Inspired by Eliz's recent post
regarding the ease, simplicity, and overwhelming reward of soup-making, as well as the cold weather that punched us in the gut over the weekend, I bought a bunch of Eastern European-ish ingredients and threw them in a pot tonight. The deep, rich smells of cabbage, locally-made kielbasa by Hummel Brothers, white beans, and loads of dill and caraway are wafting through my house as I type. We'll eat it tomorrow night after the cabbage has gotten a chance to turn silky and the broth enriches a bit in the fridge. After which point I am certain that a different kind of deep, rich smell will begin to rise from the couch. Ahem. Damned, delicious cruciferous vegetables.
We've been eating not such exciting stuff lately. One of the reasons I love Andy so much is that he is game to indulge, on occasion, setting all moral qualms aside, in bad chain Tex-Mex fare with me at 3:30 on a Sunday afternoon, because it's not a good idea to go hungry to Trader Joe's and On The Border
is so seductive in this barren Mexican-food-free-zone known as Central Coastal Connecticut*. But I would like to give a shout-out to the Westville Kosher Market and Deli
out near Amity Wines & Spirits. If you are in need of babaganoush, spicy pepper salad, ethereal fluffy pita, cauliflower salad with tahini, and general Jewish grandmotherly and grandfatherly good cheer and fawning, look no further. Careful, though -- they close RIGHT AT SEVEN. Not 7:01. And sometimes more like 6:49.
*Okay, we could have gone to Taqueria Mexicana #2, home of the Foot Taco
, but that requires a several-mile detour up the Post Road.
I am back, and have had loads of other lovely food since my return, including a Camembert smuggled in from Quebec that smelled like sewage but tasted divine courtesy of Sonya and Ted
, but just briefly, here is Helsinki
(and the exhibition
, which is the reason I was there). Apologies to those who have read this before, but here is the briefest and easiest synopsis of the trip:
Helsinki is a very small city with not a zillion obvious things to do, but the things there are to do are fun. It was not yet cold or dark -- the weather was just kind of like fall is here. The Finnish Home Depot is called Bauhaus. They get drunk very early in the night, pee in the bushes neat the post office, and then keep drinking. It is extremely safe to walk home by oneself past the train station at 4:00 a.m. Not one person was wearing flip-flops, and I also saw not one cat. The herring section of the supermarket is the size of an entire dairy section here, and the dairy section there is the size of an American produce department. Reindeer is very mild though very very dark in color, and they eat it there the way we eat beef here -- in everything.

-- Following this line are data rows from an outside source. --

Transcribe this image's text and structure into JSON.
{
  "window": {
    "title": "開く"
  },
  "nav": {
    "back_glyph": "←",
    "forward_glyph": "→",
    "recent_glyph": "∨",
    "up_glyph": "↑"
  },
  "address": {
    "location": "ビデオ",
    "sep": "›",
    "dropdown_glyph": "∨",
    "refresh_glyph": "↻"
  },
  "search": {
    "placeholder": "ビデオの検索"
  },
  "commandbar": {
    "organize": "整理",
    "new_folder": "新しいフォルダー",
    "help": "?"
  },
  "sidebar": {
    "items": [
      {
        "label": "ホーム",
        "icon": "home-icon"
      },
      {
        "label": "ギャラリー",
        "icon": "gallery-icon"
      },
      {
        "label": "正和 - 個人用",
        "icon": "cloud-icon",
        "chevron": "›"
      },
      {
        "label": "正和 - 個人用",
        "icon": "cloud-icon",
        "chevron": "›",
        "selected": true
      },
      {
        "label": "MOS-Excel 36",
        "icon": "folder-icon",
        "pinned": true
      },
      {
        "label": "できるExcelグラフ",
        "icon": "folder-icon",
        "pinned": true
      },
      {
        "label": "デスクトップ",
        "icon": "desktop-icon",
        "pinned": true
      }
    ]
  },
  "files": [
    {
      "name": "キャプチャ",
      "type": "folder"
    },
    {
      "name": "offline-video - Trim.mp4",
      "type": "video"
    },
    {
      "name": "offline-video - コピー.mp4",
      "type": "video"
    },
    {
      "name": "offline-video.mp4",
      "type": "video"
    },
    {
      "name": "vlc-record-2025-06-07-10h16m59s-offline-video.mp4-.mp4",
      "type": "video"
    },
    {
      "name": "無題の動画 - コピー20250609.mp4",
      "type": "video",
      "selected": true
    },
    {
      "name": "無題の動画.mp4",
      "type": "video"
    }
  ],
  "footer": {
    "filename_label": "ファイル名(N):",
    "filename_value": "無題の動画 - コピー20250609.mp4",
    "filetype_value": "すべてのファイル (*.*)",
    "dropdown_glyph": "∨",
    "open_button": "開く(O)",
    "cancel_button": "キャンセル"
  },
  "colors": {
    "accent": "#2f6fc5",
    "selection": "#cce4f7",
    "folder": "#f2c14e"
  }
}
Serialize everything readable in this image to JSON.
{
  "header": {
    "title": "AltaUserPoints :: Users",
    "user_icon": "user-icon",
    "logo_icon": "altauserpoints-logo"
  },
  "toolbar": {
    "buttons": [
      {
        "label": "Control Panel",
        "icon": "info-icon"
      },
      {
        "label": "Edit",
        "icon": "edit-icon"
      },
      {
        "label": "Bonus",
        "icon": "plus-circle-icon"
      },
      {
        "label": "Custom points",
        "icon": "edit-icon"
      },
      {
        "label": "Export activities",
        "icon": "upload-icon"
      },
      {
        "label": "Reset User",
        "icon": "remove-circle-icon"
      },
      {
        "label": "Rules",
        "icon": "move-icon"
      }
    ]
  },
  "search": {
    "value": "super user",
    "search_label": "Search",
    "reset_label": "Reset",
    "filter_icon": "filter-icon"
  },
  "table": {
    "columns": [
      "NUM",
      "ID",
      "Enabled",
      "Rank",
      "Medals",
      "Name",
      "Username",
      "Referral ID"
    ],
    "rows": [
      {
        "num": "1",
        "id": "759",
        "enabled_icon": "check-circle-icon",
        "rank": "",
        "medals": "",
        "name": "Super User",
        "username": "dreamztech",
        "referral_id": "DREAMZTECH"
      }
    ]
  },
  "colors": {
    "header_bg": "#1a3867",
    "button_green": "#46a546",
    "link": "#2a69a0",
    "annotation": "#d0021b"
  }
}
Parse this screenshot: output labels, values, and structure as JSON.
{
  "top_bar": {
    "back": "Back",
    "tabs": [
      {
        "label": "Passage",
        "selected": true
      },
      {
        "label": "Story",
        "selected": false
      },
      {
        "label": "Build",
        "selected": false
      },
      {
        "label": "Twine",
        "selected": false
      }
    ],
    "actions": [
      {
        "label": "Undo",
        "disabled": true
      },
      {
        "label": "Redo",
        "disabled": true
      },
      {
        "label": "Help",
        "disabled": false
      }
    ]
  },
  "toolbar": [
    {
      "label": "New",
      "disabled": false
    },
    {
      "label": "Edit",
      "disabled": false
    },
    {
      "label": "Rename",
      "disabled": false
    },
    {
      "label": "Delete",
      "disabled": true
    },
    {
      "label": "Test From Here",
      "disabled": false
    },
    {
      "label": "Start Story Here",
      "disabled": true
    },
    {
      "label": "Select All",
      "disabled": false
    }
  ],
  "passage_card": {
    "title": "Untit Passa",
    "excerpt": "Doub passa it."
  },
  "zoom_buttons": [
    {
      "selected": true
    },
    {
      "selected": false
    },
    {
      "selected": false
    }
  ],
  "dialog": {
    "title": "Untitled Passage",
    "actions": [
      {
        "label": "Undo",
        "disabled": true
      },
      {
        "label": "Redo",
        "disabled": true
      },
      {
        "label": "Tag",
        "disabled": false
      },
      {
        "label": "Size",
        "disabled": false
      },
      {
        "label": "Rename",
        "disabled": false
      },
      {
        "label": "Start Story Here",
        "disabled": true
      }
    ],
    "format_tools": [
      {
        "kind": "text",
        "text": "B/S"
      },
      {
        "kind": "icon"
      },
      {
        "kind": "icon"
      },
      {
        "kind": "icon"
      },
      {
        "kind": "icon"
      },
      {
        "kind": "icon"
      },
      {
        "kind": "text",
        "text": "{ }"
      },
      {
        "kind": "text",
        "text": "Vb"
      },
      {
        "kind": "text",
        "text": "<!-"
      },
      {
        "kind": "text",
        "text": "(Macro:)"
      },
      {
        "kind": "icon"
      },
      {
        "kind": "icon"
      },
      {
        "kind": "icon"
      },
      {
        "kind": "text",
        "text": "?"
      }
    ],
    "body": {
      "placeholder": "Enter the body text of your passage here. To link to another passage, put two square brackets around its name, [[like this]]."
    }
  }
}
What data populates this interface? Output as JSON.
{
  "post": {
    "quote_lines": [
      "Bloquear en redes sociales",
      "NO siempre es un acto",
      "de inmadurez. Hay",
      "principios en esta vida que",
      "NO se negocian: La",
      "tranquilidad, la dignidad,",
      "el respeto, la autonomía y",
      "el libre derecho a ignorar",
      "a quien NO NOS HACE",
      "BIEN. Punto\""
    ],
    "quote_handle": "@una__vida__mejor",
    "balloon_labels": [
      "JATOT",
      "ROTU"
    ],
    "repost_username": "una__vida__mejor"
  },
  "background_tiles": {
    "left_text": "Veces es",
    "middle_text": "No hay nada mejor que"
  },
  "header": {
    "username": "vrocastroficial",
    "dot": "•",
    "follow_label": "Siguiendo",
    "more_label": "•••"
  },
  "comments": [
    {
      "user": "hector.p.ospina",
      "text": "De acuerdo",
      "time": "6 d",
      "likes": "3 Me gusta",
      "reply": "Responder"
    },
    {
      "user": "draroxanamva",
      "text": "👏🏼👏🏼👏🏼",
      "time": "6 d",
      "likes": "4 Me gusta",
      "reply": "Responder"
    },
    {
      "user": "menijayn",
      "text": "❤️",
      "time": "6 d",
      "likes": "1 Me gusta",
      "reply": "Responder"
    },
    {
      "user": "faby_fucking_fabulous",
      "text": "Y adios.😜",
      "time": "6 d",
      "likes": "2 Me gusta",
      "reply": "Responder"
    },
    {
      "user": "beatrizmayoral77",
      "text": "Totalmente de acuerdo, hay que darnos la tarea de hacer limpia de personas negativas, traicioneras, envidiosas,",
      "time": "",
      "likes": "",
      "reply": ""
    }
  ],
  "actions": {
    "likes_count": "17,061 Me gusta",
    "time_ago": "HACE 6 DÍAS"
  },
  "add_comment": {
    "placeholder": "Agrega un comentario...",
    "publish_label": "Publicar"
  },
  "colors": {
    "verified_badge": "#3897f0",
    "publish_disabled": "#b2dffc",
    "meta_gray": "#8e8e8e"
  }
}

The grocery store also sells frozen birch branches for use in the home sauna, of which there is invariably one. George Michael is the background music in the grocery store, where one can buy Lordi
Light Cola. The taxis are Mercedes and Volvo station wagons, and the cars are American-size, not French- or Italian-size. Everyone litters and pukes in the streets at 4:00 a.m. after leaving the bars, but then miraculously in the morning everything is sparkling clean again. People seem to love practicing their English with you, but they need no practice and speak better English than me. Strange English does occur, however. Several of us, including the Saarinen grandchildren, went to a bar called We Got Beef

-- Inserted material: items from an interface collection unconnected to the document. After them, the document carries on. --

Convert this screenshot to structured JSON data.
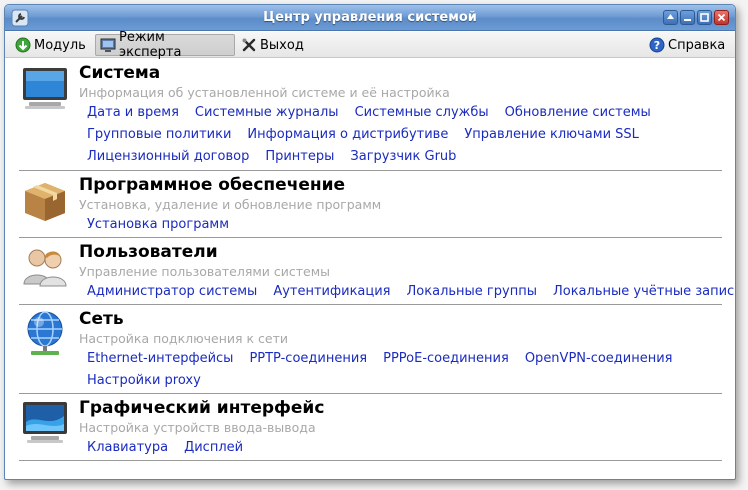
{
  "window": {
    "title": "Центр управления системой"
  },
  "toolbar": {
    "module": "Модуль",
    "expert": "Режим эксперта",
    "exit": "Выход",
    "help": "Справка"
  },
  "sections": [
    {
      "title": "Система",
      "description": "Информация об установленной системе и её настройка",
      "links": [
        [
          "Дата и время",
          "Системные журналы",
          "Системные службы",
          "Обновление системы"
        ],
        [
          "Групповые политики",
          "Информация о дистрибутиве",
          "Управление ключами SSL"
        ],
        [
          "Лицензионный договор",
          "Принтеры",
          "Загрузчик Grub"
        ]
      ]
    },
    {
      "title": "Программное обеспечение",
      "description": "Установка, удаление и обновление программ",
      "links": [
        [
          "Установка программ"
        ]
      ]
    },
    {
      "title": "Пользователи",
      "description": "Управление пользователями системы",
      "links": [
        [
          "Администратор системы",
          "Аутентификация",
          "Локальные группы",
          "Локальные учётные записи"
        ]
      ]
    },
    {
      "title": "Сеть",
      "description": "Настройка подключения к сети",
      "links": [
        [
          "Ethernet-интерфейсы",
          "PPTP-соединения",
          "PPPoE-соединения",
          "OpenVPN-соединения"
        ],
        [
          "Настройки proxy"
        ]
      ]
    },
    {
      "title": "Графический интерфейс",
      "description": "Настройка устройств ввода-вывода",
      "links": [
        [
          "Клавиатура",
          "Дисплей"
        ]
      ]
    }
  ]
}
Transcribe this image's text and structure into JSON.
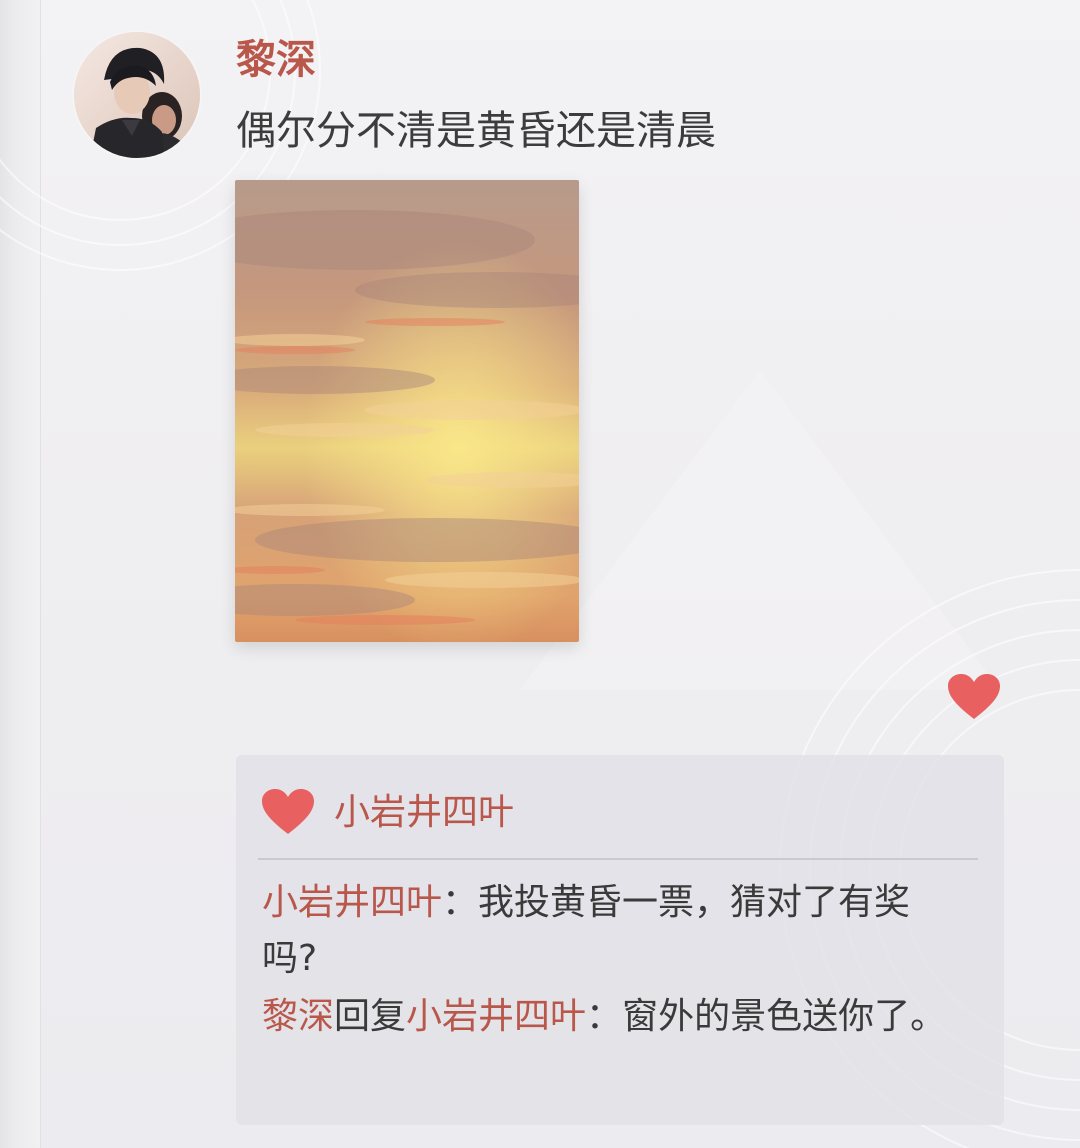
{
  "post": {
    "author": "黎深",
    "text": "偶尔分不清是黄昏还是清晨",
    "photo_subject": "sunset sky with clouds",
    "avatar_subject": "two characters portrait"
  },
  "likes": {
    "icon": "heart-icon",
    "names": "小岩井四叶"
  },
  "comments": [
    {
      "user": "小岩井四叶",
      "sep": "：",
      "text": "我投黄昏一票，猜对了有奖吗?"
    },
    {
      "user": "黎深",
      "reply_word": "回复",
      "reply_to": "小岩井四叶",
      "sep": "：",
      "text": "窗外的景色送你了。"
    }
  ],
  "colors": {
    "accent": "#b9574b",
    "heart": "#e8605f",
    "text": "#3c3c3c",
    "panel": "#e1e1e7"
  }
}
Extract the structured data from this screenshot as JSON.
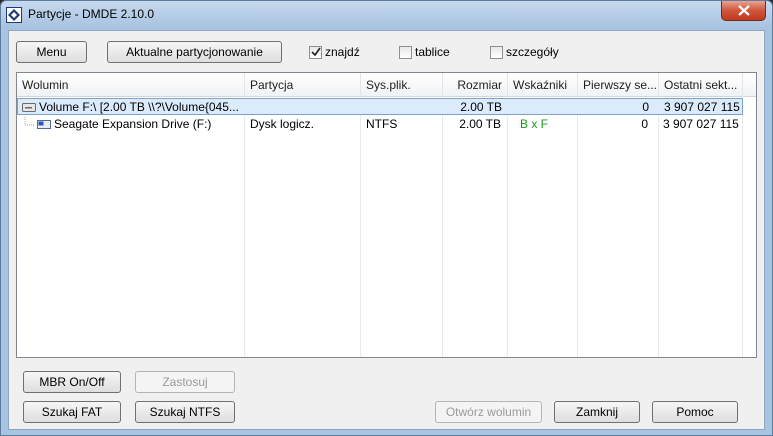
{
  "window": {
    "title": "Partycje - DMDE 2.10.0",
    "icon": "dmde-app-icon",
    "close_icon": "close-icon"
  },
  "toolbar": {
    "menu_label": "Menu",
    "current_partitioning_label": "Aktualne partycjonowanie",
    "checkboxes": [
      {
        "label": "znajdź",
        "checked": true
      },
      {
        "label": "tablice",
        "checked": false
      },
      {
        "label": "szczegóły",
        "checked": false
      }
    ]
  },
  "table": {
    "columns": [
      "Wolumin",
      "Partycja",
      "Sys.plik.",
      "Rozmiar",
      "Wskaźniki",
      "Pierwszy se...",
      "Ostatni sekt..."
    ],
    "rows": [
      {
        "icon": "volume-icon",
        "name": "Volume F:\\ [2.00 TB \\\\?\\Volume{045...",
        "partition": "",
        "fs": "",
        "size": "2.00 TB",
        "flags": "",
        "first": "0",
        "last": "3 907 027 115",
        "selected": true
      },
      {
        "icon": "drive-icon",
        "name": "Seagate Expansion Drive (F:)",
        "partition": "Dysk logicz.",
        "fs": "NTFS",
        "size": "2.00 TB",
        "flags": "B x F",
        "first": "0",
        "last": "3 907 027 115",
        "selected": false
      }
    ]
  },
  "buttons": {
    "mbr": "MBR On/Off",
    "apply": "Zastosuj",
    "search_fat": "Szukaj FAT",
    "search_ntfs": "Szukaj NTFS",
    "open_volume": "Otwórz wolumin",
    "close": "Zamknij",
    "help": "Pomoc"
  },
  "colors": {
    "flags_green": "#1a9a1a",
    "selection": "#dcebfc"
  }
}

. And it was not a gay bar.
I ate a lot of reindeer, drank some sea buckthorn juice, consumed my weight in smoked salmon at the hotel breakfast buffet every morning, wolfed down plates of fried vendace and parsnips, and admired far more herring than I could ever eat. The Finns, they know how to display their preserved fish.

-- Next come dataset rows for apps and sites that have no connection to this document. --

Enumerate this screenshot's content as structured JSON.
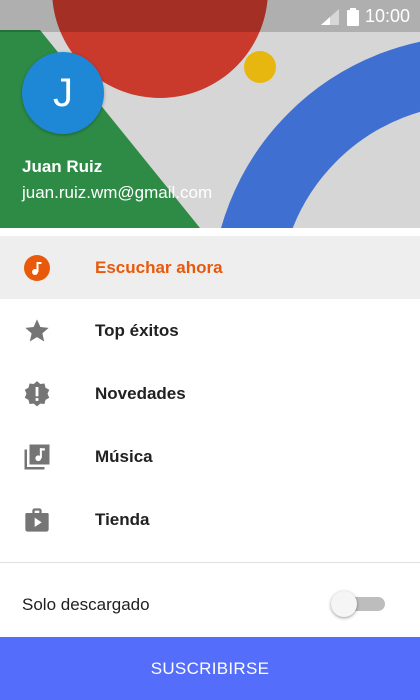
{
  "status_bar": {
    "time": "10:00"
  },
  "account": {
    "avatar_letter": "J",
    "name": "Juan Ruiz",
    "email": "juan.ruiz.wm@gmail.com"
  },
  "menu": {
    "items": [
      {
        "label": "Escuchar ahora",
        "icon": "listen-now-icon",
        "active": true
      },
      {
        "label": "Top éxitos",
        "icon": "star-icon",
        "active": false
      },
      {
        "label": "Novedades",
        "icon": "new-release-icon",
        "active": false
      },
      {
        "label": "Música",
        "icon": "music-library-icon",
        "active": false
      },
      {
        "label": "Tienda",
        "icon": "shop-icon",
        "active": false
      }
    ]
  },
  "offline": {
    "label": "Solo descargado",
    "enabled": false
  },
  "subscribe": {
    "label": "SUSCRIBIRSE"
  },
  "colors": {
    "accent": "#e8590c",
    "subscribe_bg": "#546dfb",
    "avatar_bg": "#1e88d6"
  }
}
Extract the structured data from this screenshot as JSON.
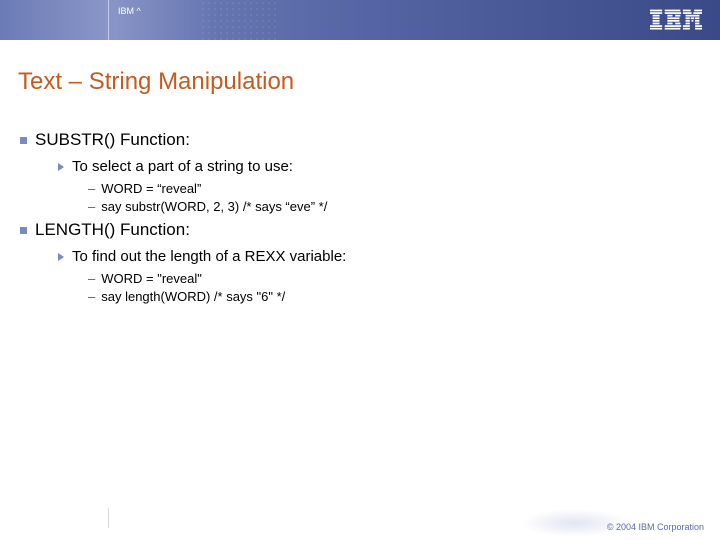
{
  "header": {
    "label": "IBM ^",
    "logo_name": "ibm-logo"
  },
  "title": "Text – String Manipulation",
  "sections": [
    {
      "heading": "SUBSTR() Function:",
      "sub": "To select a part of a string to use:",
      "lines": [
        "WORD = “reveal”",
        "say substr(WORD, 2, 3)  /* says “eve” */"
      ]
    },
    {
      "heading": "LENGTH() Function:",
      "sub": "To find out the length of a REXX variable:",
      "lines": [
        "WORD = \"reveal\"",
        "say length(WORD) /* says \"6\" */"
      ]
    }
  ],
  "footer": {
    "copyright": "© 2004 IBM Corporation"
  }
}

And! On the way home, the Canadian coach, Joe Soares, from Murderball
was on my plane!
Bookending the Summer with Lobster
Alexandra Wentworth, in her WASP Cookbook
, writes that One Must Bookend the Summer with Lobster. Loyal readers might have thought I'd done that in Maine, but for me, the summer officially ends on Columbus Day, when Abbott's Lobster in the Rough
closes for the season. Dinner last night was a hot lobster roll: a Connecticut specialty involving not the mayonnaisey, celeried salad served elsewhere, but instead a quarter-pound scoop of pure lobster adulterated only by fresh, sweet melted butter. It is the food of the gods. I once went to a conference in Boston and arranged my entire itinerary to rent a car and fly back out of Hartford so that I could drive to Noank, CT and get my fix, since such things are not available in California. Last night I gilded the lily by also eating a bowl of their lobster bisque, which is pretty much a hot, thick lobster milkshake, enriched with extra butter and sherry. All this after a pre-birthday indulgence of a breakfast Dirt Ball at the Bantam Bread Company
-- a nutmeg muffin dipped in melted butter and rolled in sugar. Gee, good thing the Finns are known for their light 'n' healthy spa cuisine
! My hope is that a good sauna or two will sweat all the butter out of me.